Claire Bloom co-stars as Ms. Kinnian, Charly's instructor and eventual lover - the relationship, both personal and professional, which she shares with Charly forms the core of the film's story. As Charly's IQ soars to unprecedented levels, his emotional maturity remains somewhat stunted in comparison. It's Ms. Kinnian who must guide Charly through the peaks and valleys of his life, particularly when the effects of the surgery begin to inexplicably wear off and he finds himself slipping steadily back into the intellectual darkness from whence he came.
Robertson's carefully modulated performance is the centerpiece of Charly and it's a wondrous thing to behold; he moves from ridiculed outcast to smug, arrogant intellectual superior without missing a beat. You can see the dawning clarity as well as the pained realization that his brief window of "normalcy" is closing - a beautifully affecting performance that ranks among the best Robertson has ever given - yes, webheads, who knew there was life before Uncle Ben? Matching him every step of the way is Bloom as Ms. Kinnian; the film is, in effect, a two-character play that features incidental appearances from doctors or co-workers. The emotional centerpiece of Charly is that of the relationship these two share and these two actors bring it to life, in all of its conflicted, uplifting glory.

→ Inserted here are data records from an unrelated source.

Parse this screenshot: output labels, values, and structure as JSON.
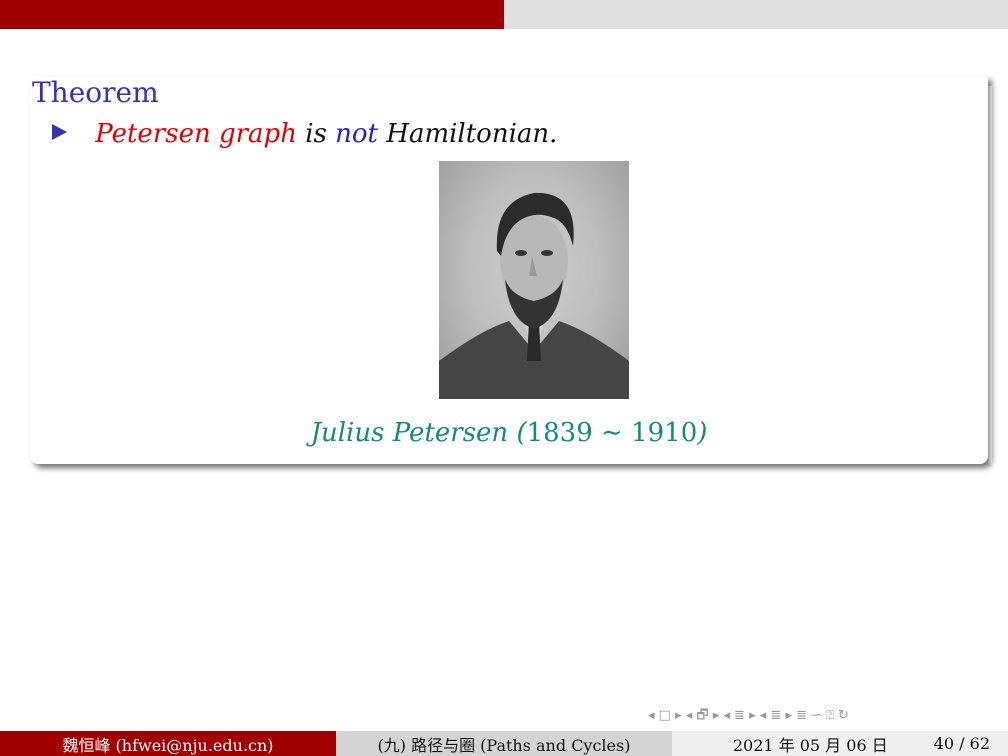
{
  "progress": {
    "fraction": 0.5
  },
  "theorem": {
    "title": "Theorem",
    "statement_parts": [
      "Petersen graph",
      " is ",
      "not",
      " Hamiltonian."
    ]
  },
  "figure": {
    "caption_name": "Julius Petersen (",
    "caption_years": "1839 ∼ 1910",
    "caption_close": ")"
  },
  "navigation": {
    "symbols": "◂ □ ▸ ◂ 🗗 ▸ ◂ ≣ ▸ ◂ ≣ ▸   ≣   ∽ ⍰ ↻"
  },
  "footer": {
    "author": "魏恒峰 (hfwei@nju.edu.cn)",
    "title": "(九) 路径与圈 (Paths and Cycles)",
    "date": "2021 年 05 月 06 日",
    "page": "40 / 62"
  }
}
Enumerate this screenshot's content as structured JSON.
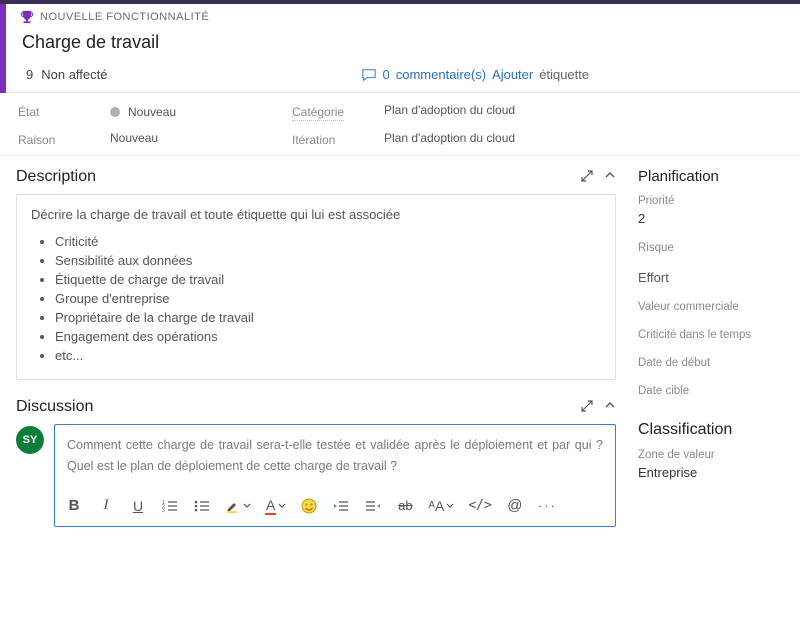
{
  "header": {
    "type_label": "NOUVELLE FONCTIONNALITÉ",
    "title": "Charge de travail",
    "assignee": "Non affecté",
    "assignee_icon_num": "9",
    "comments_count": "0",
    "comments_word": "commentaire(s)",
    "add_label": "Ajouter",
    "tag_label": "étiquette"
  },
  "fields": {
    "state_label": "État",
    "state_value": "Nouveau",
    "reason_label": "Raison",
    "reason_value": "Nouveau",
    "category_label": "Catégorie",
    "category_value": "Plan d'adoption du cloud",
    "iteration_label": "Itération",
    "iteration_value": "Plan d'adoption du cloud"
  },
  "description": {
    "title": "Description",
    "intro": "Décrire la charge de travail et toute étiquette qui lui est associée",
    "items": [
      "Criticité",
      "Sensibilité aux données",
      "Étiquette de charge de travail",
      "Groupe d'entreprise",
      "Propriétaire de la charge de travail",
      "Engagement des opérations",
      "etc..."
    ]
  },
  "discussion": {
    "title": "Discussion",
    "avatar_initials": "SY",
    "text": "Comment cette charge de travail sera-t-elle testée et validée après le déploiement et par qui ? Quel est le plan de déploiement de cette charge de travail ?"
  },
  "side": {
    "planning_title": "Planification",
    "priority_label": "Priorité",
    "priority_value": "2",
    "risk_label": "Risque",
    "effort_label": "Effort",
    "business_value_label": "Valeur commerciale",
    "time_crit_label": "Criticité dans le temps",
    "start_date_label": "Date de début",
    "target_date_label": "Date cible",
    "classification_title": "Classification",
    "value_area_label": "Zone de valeur",
    "value_area_value": "Entreprise"
  }
}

A little seen, underrated film that has elements of cinema verite and slightly adventurous cinematography (at certain moments in the film, the screen bisects and shows events from dual points of view simultaneously), Charly is a classic gem the whole family could easily watch and enjoy.
Charly is presented in a 2.35:1 anamorphic widescreen transfer on one side of the flipper and a fullscreen transfer on the other. Particularly in the opening and closing moments of the film, the image becomes particularly unstable and suffers from jittery movement that's really distracting. It settles down and overall, is an image largely free of damage. There is a bit of grain and dirt every so often, but nothing too noticeable. A decent transfer.

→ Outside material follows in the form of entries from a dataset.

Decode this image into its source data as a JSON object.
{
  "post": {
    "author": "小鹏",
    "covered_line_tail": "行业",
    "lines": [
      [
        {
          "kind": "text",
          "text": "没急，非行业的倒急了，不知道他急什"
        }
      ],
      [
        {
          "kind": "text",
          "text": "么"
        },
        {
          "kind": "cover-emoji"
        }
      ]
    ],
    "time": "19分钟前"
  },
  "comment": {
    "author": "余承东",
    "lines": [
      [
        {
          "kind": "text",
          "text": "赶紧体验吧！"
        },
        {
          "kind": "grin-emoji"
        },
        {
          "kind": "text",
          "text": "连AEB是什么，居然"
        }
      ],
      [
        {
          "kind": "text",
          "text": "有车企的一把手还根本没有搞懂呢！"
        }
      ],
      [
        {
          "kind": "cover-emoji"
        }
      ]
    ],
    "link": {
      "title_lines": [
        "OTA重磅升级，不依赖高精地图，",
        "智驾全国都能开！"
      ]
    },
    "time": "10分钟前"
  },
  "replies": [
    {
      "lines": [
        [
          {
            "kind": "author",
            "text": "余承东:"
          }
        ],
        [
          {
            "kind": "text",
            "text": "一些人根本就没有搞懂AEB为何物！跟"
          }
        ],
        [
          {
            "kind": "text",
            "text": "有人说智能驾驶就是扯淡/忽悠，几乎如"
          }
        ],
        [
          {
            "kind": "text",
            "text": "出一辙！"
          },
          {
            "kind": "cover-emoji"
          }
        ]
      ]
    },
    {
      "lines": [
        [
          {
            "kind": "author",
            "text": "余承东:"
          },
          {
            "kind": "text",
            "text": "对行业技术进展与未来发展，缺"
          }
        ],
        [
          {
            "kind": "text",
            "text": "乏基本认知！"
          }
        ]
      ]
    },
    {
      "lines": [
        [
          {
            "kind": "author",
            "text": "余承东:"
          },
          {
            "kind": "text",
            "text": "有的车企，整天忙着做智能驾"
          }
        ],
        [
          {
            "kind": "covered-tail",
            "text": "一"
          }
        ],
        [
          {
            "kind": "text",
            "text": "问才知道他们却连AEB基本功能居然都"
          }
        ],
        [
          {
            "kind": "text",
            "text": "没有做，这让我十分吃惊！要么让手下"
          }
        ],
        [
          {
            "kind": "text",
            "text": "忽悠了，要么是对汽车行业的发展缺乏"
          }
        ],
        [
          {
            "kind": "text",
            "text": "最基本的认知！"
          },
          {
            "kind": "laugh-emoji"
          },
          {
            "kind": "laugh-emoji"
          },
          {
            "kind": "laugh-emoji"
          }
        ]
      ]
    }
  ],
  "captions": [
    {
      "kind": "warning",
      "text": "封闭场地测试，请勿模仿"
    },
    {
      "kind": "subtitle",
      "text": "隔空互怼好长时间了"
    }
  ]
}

Offered in a warm Dolby 2.0 stereo mix, Charly blends Ravi Shankar's score and the dialogue well. There's no distortion and the conversations are clearly heard throughout.

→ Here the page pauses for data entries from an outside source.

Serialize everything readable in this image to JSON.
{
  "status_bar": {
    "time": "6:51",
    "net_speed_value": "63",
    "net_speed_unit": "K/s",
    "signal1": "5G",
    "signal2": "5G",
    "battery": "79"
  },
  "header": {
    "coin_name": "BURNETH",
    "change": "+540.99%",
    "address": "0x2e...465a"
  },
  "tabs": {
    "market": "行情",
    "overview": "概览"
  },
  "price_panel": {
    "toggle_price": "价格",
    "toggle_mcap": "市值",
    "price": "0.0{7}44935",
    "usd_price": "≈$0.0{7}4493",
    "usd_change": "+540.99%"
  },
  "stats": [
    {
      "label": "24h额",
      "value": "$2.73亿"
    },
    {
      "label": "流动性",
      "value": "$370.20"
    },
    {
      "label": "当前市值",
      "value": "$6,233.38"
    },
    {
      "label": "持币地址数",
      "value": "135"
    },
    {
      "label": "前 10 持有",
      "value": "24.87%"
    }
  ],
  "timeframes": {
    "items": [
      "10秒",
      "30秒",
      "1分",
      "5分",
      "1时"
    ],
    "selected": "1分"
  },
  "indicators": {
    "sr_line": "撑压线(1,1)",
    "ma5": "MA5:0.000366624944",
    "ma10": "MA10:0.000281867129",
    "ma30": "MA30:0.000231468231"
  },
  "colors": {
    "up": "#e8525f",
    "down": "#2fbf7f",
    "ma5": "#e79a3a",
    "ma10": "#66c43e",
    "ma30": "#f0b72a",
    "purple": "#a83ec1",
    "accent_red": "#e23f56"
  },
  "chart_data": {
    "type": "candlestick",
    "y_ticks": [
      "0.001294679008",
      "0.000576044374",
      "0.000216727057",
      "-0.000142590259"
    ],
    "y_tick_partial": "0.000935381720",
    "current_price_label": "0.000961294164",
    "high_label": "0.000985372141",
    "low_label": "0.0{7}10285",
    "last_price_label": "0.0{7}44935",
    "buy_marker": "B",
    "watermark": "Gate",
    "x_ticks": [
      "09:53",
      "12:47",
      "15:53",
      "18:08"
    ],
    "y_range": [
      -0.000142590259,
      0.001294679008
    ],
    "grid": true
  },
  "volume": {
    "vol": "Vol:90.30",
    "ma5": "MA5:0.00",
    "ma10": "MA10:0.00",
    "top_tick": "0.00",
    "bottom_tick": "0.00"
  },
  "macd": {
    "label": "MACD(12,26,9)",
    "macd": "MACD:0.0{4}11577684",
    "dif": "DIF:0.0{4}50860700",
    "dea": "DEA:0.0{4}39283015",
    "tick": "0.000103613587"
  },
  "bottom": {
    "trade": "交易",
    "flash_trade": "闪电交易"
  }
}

There are no bonus features included - how this is possible when both Cliff Robertson and Claire Bloom are still alive and presumably available is beyond me. A retrospective interview? A commentary track? How about a theatrical trailer? Throw us a bone here, MGM.
Robertson's stellar performance is reason enough to seek out this underappreciated little film - it's a haunting, occasionally moving look at love that is very much a product of its era; it likely would be an entirely different film today. Perhaps Hollywood has lost touch with its ability to make intimate character studies that enlighten as well as entertain. Nevertheless, this bare-bones disc will tide fans over until MGM decides to at least upgrade the bonus material (don't hold your breath).